Thought leadership from our experts

The business impact of the data breach notification duty

Elisabeth P M Thole, Van Doorne, Netherlands

In anticipation of the EU General Privacy Regulation, that is expected to be adopted around 2016/2017, the Dutch government decided to already implement a notification duty for data breaches, and also to significantly augment the powers of the Dutch Data Protection Authority. As of 1 January 2016, these new rules will become effective in the Netherlands. Both Dutch and foreign businesses that share personal data with Dutch organizations, should be well prepared to ensure compliance with the new privacy obligations.

The expanding processing of personal data makes organizations more and more vulnerable for data breaches. From a security perspective especially developments like the expansion of cloud-based services and e-commerce activities, and the implementation of new payment methods deserve the attention. According to security experts, organizations should thereby not only focus on possible external attacks. The risk of a data breach caused by employee negligence will be even more likely.

Criteria for notifying the Authority and the data subjects

Regardless the cause of a data breach, organizations, that are to be qualified as a data controller under Dutch law, will have to notify security breaches to the Dutch Data Protection Authority without delay. Such incidents should be notified if they have (or pose a significant risk of having) serious adverse consequences for the protection of personal data. Where there is a probable likelihood of negative consequences for the privacy of the affected individuals, the breach must also be reported to the data subjects concerned. The severity of the potential consequences is key when assessing the implications of a data breach. In this assessment the following factors should in any case be taken into account: the nature and scope of the data breach, the sensitivity of the breached personal data, the extent to which technical measures have been put in place, and the consequences for the privacy of the affected individuals. The Dutch Data Protection Authority will come with guidelines explaining which incidents must be reported and in what manner.

Data breach register

Organizations will also need to keep an internal register recording data breaches that have occurred. Such data breach register must in any event include the facts concerning the nature of the breach and the information pertaining to it, which was sent to the affected individuals. Furthermore, the register should include the measures taken after the breach. Purpose of the register is to have a self-learning effect. In what language the register will need to be drawn up, remains to be seen. Especially for global businesses that have Dutch establishments or that do business with Dutch organizations, this will be of relevance.

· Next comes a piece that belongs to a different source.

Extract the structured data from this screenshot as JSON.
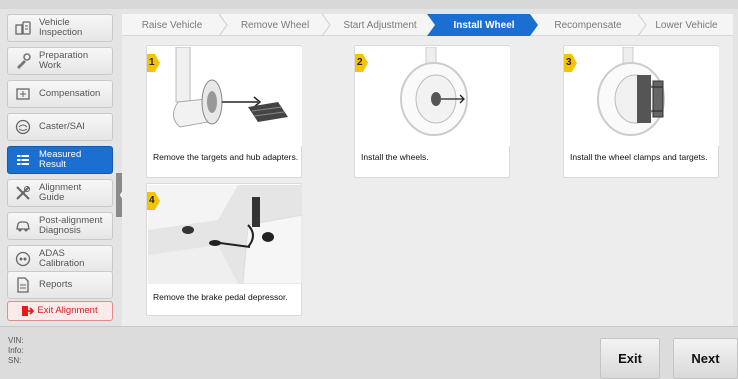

As of 1 January 2016, non-compliance with the main privacy obligations, including the mandatory notification of security breaches, will be punishable with a maximum fine of EUR 810,000, or 10% of net annual turnover from the previous year if the Dutch Data Protection Authority deems this a more suitable punishment. The fine cannot be imposed until after a 'binding instruction' has been issued, unless the violation has been committed intentionally or is due to serious culpable negligence, in which case a 'tit-for-tat' policy will apply. The Dutch Data Protection Authority additionally retains the option of imposing an order for periodic penalty payments.

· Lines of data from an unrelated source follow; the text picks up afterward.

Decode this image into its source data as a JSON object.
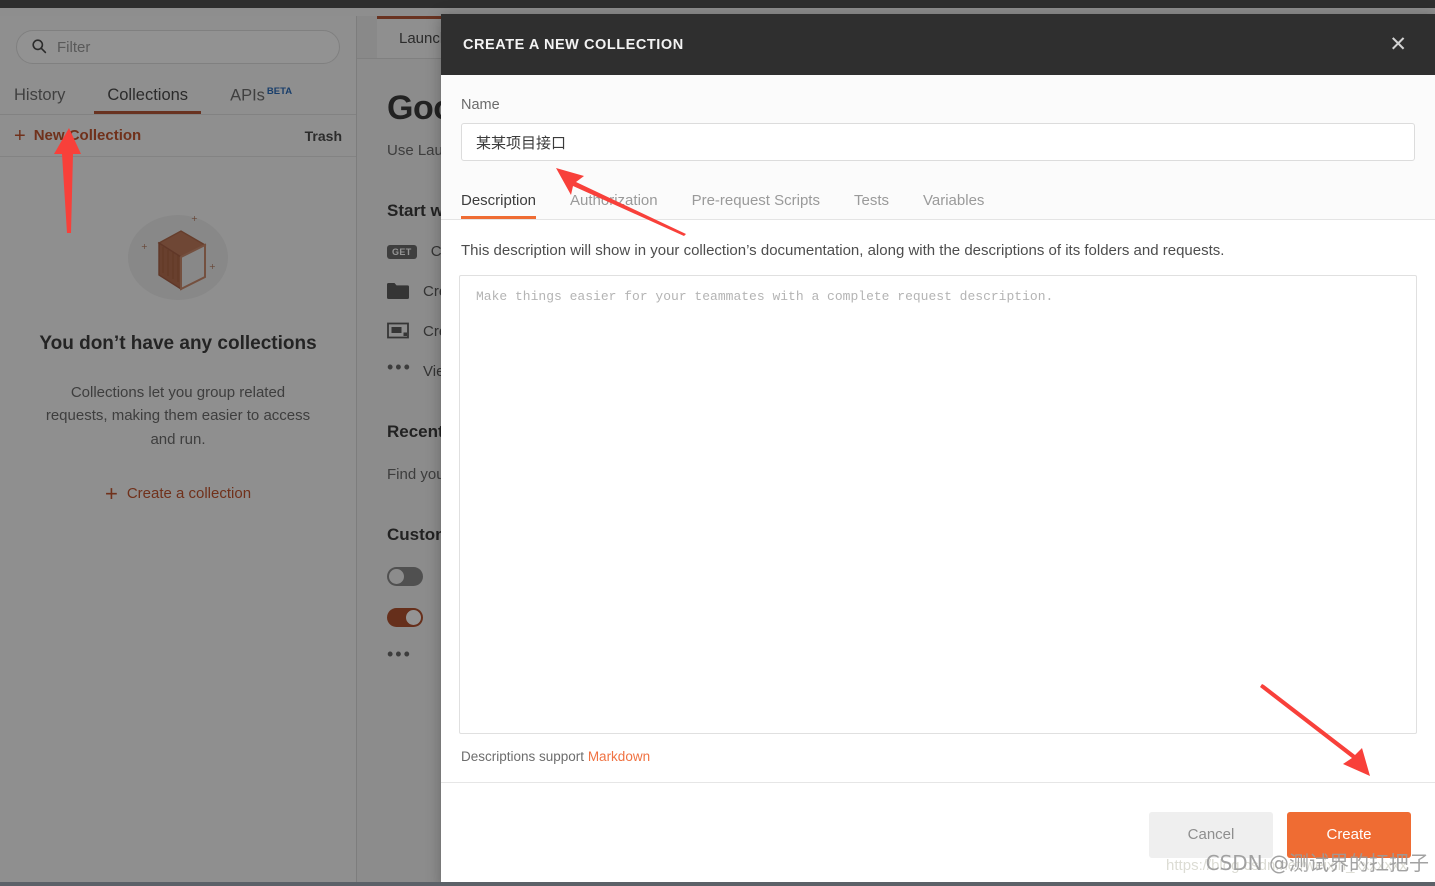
{
  "window": {
    "top_strip_color": "#2e2e2e"
  },
  "sidebar": {
    "search": {
      "placeholder": "Filter",
      "icon": "search-icon"
    },
    "tabs": [
      {
        "label": "History",
        "active": false
      },
      {
        "label": "Collections",
        "active": true
      },
      {
        "label": "APIs",
        "active": false,
        "badge": "BETA"
      }
    ],
    "new_collection_label": "New Collection",
    "trash_label": "Trash",
    "empty_state": {
      "title": "You don’t have any collections",
      "text": "Collections let you group related requests, making them easier to access and run.",
      "cta": "Create a collection"
    }
  },
  "main": {
    "tab_label": "Launchpad",
    "greeting": "Good morning",
    "subgreeting": "Use Launchpad",
    "sections": {
      "start_title": "Start with something new",
      "start_items": [
        {
          "badge": "GET",
          "label": "Create a request",
          "icon": "get-badge"
        },
        {
          "badge": "",
          "label": "Create a collection",
          "icon": "folder-icon"
        },
        {
          "badge": "",
          "label": "Create an environment",
          "icon": "monitor-icon"
        },
        {
          "badge": "",
          "label": "View more actions",
          "icon": "ellipsis-icon"
        }
      ],
      "recent_title": "Recently visited",
      "recent_text": "Find your recent work here",
      "customize_title": "Customize your workspace",
      "toggles": [
        {
          "on": false,
          "label": ""
        },
        {
          "on": true,
          "label": ""
        }
      ],
      "more_icon": "ellipsis-icon"
    }
  },
  "modal": {
    "title": "CREATE A NEW COLLECTION",
    "close_icon": "close-icon",
    "name_label": "Name",
    "name_value": "某某项目接口",
    "name_placeholder": "Name",
    "tabs": [
      {
        "label": "Description",
        "active": true
      },
      {
        "label": "Authorization",
        "active": false
      },
      {
        "label": "Pre-request Scripts",
        "active": false
      },
      {
        "label": "Tests",
        "active": false
      },
      {
        "label": "Variables",
        "active": false
      }
    ],
    "description_note": "This description will show in your collection’s documentation, along with the descriptions of its folders and requests.",
    "description_value": "",
    "description_placeholder": "Make things easier for your teammates with a complete request description.",
    "markdown_prefix": "Descriptions support ",
    "markdown_link": "Markdown",
    "buttons": {
      "cancel": "Cancel",
      "create": "Create"
    }
  },
  "annotations": {
    "arrow_color": "#f8403a",
    "arrows": [
      {
        "name": "arrow-to-new-collection",
        "direction": "up"
      },
      {
        "name": "arrow-to-name-field",
        "direction": "up-left"
      },
      {
        "name": "arrow-to-create-button",
        "direction": "down-right"
      }
    ]
  },
  "watermark": {
    "text": "CSDN @测试界的扛把子",
    "faint_text": "https://blog.csdn.net/weixin_xxxxxxx"
  },
  "colors": {
    "accent_orange": "#ef6c33",
    "link_orange": "#c2552f",
    "modal_header": "#2f2f2f",
    "beta_blue": "#2b6cb8"
  }
}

Recommended steps to be taken

In view of the forthcoming breach notification requirements, it is advisable for organizations verify when such duties do apply to them and to prioritize the awareness of the risks of data leaks. More specifically, it is recommendable to introduce a Data Breach Response Plan, describing inter alia what measures an organization should take to prevent security breaches and how it should adequately respond to such incidents. Next to that, organizations are advised to check their insurance coverage and to also seek legal expertise in good time. A proper assessment of the situation by specialists in privacy, IT and media law, together with forensic experts, should mitigate the impact of data breaches as much as possible. The damages of such incidents will be serious enough, after all.

Elisabeth Thole is a lawyer at Van Doorne, Amsterdam. She leads the Van Doorne Privacy Team, and is a member of the Van Doorne Cyber Response Team. Elisabeth may be contacted at